- [Task instructions] Select the lines below containing the word "전북대학교".

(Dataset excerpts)
# # # # #

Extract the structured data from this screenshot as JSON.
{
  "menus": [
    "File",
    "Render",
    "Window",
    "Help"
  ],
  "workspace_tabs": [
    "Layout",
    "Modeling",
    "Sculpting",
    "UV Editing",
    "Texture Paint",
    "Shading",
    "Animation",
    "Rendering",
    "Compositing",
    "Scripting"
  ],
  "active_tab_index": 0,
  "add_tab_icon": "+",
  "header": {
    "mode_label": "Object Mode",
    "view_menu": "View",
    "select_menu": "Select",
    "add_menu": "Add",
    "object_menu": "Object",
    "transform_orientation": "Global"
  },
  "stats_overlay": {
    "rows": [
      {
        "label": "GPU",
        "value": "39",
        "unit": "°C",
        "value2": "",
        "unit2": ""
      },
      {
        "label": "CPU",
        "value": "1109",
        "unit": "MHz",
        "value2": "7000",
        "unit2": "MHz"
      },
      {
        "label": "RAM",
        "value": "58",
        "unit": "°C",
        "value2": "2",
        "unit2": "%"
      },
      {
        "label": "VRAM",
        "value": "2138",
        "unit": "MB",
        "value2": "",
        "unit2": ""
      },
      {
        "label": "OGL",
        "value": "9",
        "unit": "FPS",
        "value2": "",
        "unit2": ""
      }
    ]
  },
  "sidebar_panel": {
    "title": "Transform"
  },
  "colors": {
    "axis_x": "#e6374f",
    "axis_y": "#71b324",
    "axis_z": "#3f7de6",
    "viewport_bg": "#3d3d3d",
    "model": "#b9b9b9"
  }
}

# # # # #

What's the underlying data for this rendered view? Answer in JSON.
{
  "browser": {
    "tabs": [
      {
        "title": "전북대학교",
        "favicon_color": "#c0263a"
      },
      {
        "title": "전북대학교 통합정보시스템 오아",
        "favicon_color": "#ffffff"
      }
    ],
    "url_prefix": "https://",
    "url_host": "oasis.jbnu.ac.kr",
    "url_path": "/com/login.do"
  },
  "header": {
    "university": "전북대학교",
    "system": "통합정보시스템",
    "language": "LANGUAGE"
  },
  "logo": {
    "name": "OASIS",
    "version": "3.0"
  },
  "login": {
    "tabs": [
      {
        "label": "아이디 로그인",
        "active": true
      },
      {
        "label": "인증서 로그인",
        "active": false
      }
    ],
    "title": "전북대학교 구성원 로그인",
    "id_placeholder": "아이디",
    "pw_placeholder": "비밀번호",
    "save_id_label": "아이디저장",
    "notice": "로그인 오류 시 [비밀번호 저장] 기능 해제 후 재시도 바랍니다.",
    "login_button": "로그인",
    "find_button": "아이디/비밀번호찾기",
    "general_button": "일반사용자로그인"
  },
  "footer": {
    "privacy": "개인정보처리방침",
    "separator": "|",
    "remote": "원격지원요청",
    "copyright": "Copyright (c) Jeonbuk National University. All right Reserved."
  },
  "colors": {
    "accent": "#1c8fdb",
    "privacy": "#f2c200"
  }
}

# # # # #

- [Written response]
        "title": "전북대학교",
        "title": "전북대학교 통합정보시스템 오아",
    "university": "전북대학교",
    "title": "전북대학교 구성원 로그인",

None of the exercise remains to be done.